On the Shores

On the Shores

On a cold, frigid day in February, I stand on the shore of Lake Michigan. Today is a rare day in the Midwest in February. The sun is shining and the air Lake is welcoming. The waves gently caress the shore, softly swaying in and out, like the breath of an infant. The blueness radiates beauty and warmth. The silence fills my ears with soothing music. Oh Lord, my God, my soul searches for you. It pines for you. And you are here. In the beauty. In the silence. In the gentle caress of the waves on the shore. I settle into the beautiful moment, unprepared for its presence. I want to stay here the rest of the day. This welcome surprise brings me joy. I close my eyes and open my heart and soul to what will come.

And then comes the roar of a truck engine as it careens through the parking lot, rudely frightening away the silence that a moment ago was all mine. The moment is gone, banished in an instance. How could this have happened! I collect myself and refocus my thoughts to the beauty, to the peace, but I can no longer find it. The truck roars further into the parking lot, fading into the distance. I anxiously refocus myself on the waves, on the beauty, on the blueness. The waves seem louder and less gentle. The air feels more hostile. I now notice children on the dock laughing and talking. I try again to find that moment that was so beautiful just a few moments ago, but it is lost. Swallowed whole.

As I abandon my efforts and depart from the Lake, I ponder how so often in this time of technology and instantaneous gratification we miss the moments. We miss the silence. We miss being in communion with our maker. Now, of course, God’s hand has touched all of nature. He is always present and his essence is in everything. But it cannot be denied that the hustle and bustle of life impairs our ability to walk with God. 

I imagine how wonderful it must have been for Adam to simply walk with God in the Garden of Eden. There were no roaring truck engines, no smart phones, no gun shots, no belligerent screaming. There were no appointments with which to rush. There was just, being. My effort to have a glimpse of this on the shores of Lake Michigan was sweet, but only a moment, only a glimpse of what Adam must have experienced in the Garden. 

It is so tempting to embrace the noise and activity of the world. We are, after all, in the world. But why is it so hard to find silence? We have so many duties and obligations. Appointments and meetings. We have to get to work and then do the chores at home. We have family gatherings and holiday parties. And even when we have made every effort to find peace and stillness, we have to tolerate the roar of the truck engine that seemed to intentionally ruin our efforts.
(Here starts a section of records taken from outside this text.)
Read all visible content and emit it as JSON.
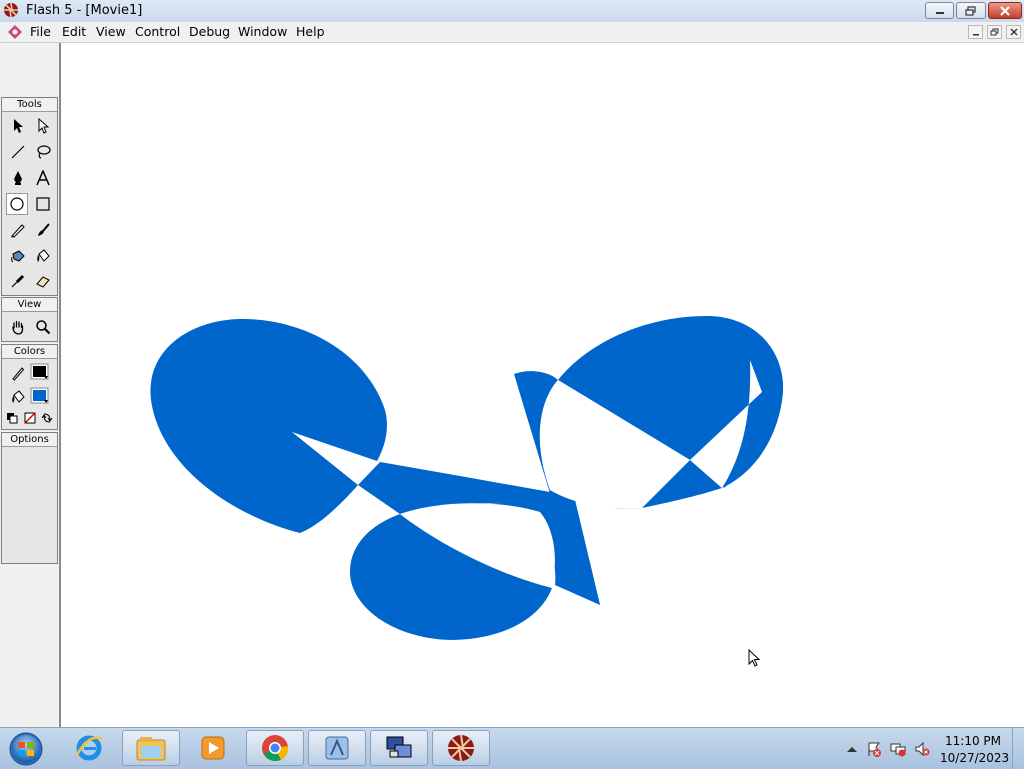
{
  "window": {
    "title": "Flash 5 - [Movie1]"
  },
  "menu": {
    "items": [
      "File",
      "Edit",
      "View",
      "Control",
      "Debug",
      "Window",
      "Help"
    ]
  },
  "panels": {
    "tools": "Tools",
    "view": "View",
    "colors": "Colors",
    "options": "Options"
  },
  "tools": [
    {
      "name": "arrow-tool-icon"
    },
    {
      "name": "subselect-tool-icon"
    },
    {
      "name": "line-tool-icon"
    },
    {
      "name": "lasso-tool-icon"
    },
    {
      "name": "pen-tool-icon"
    },
    {
      "name": "text-tool-icon"
    },
    {
      "name": "oval-tool-icon",
      "selected": true
    },
    {
      "name": "rectangle-tool-icon"
    },
    {
      "name": "pencil-tool-icon"
    },
    {
      "name": "brush-tool-icon"
    },
    {
      "name": "ink-bottle-tool-icon"
    },
    {
      "name": "paint-bucket-tool-icon"
    },
    {
      "name": "dropper-tool-icon"
    },
    {
      "name": "eraser-tool-icon"
    },
    {
      "name": "hand-tool-icon"
    },
    {
      "name": "zoom-tool-icon"
    }
  ],
  "colors": {
    "stroke": "#000000",
    "fill": "#0066cc",
    "stage_shape_fill": "#0066cc"
  },
  "taskbar": {
    "apps": [
      "internet-explorer-icon",
      "file-explorer-icon",
      "media-player-icon",
      "chrome-icon",
      "app-icon",
      "network-app-icon",
      "flash-icon"
    ],
    "clock_time": "11:10 PM",
    "clock_date": "10/27/2023"
  }
}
I have heard countless people say that they need to find more time for spiritual activities. I have even said that myself. But this sentiment is quickly followed by the “to do” list and the other items that take precedence over any spiritual activity, no matter how small. We cannot deny the reality that life has many distractions. But what we neglect to consider is the effort that counts in seeking the silence, the communion with God. There will always be distractions and interrupting truck engines. There will always be “to do” lists. But we need to apply this “always” to our seeking after God. We will not always succeed in having unending hours of peace and tranquility with God. How I longed for my five minutes on the beach to have lasted for hours! But what about that five minutes? Did that matter? 

The answer to this is unequivocally, yes. Anytime that we can be with God, that we can seek his presence is valuable and valued. The relationship that we desire and should want with our Lord will not be found in video games, text messages, movies, or a sports game. It will not be in blaring music, screaming neighbors, or noisy truck engines.  

The relationship that we should want with God will be found in the quiet moments at the beach, in the middle of the night, out in the woods, or in the quiet at adoration. It will be in the moments that seem so fleeting, but these are the ones that we should continually seek after. And it is this continued seeking that will grow our relationship with God. That will continually draw us into his presence. So, while the truck engine ruined my time with God on that February day, it did not take away the seeking that I did, the effort that I made. It did not devalue the time that I did get to spend with God in the silence and beauty of creation. It is my job, our job, to continue seeking. 

Print Friendly, PDF & Email
Written by
Alexandra Bochte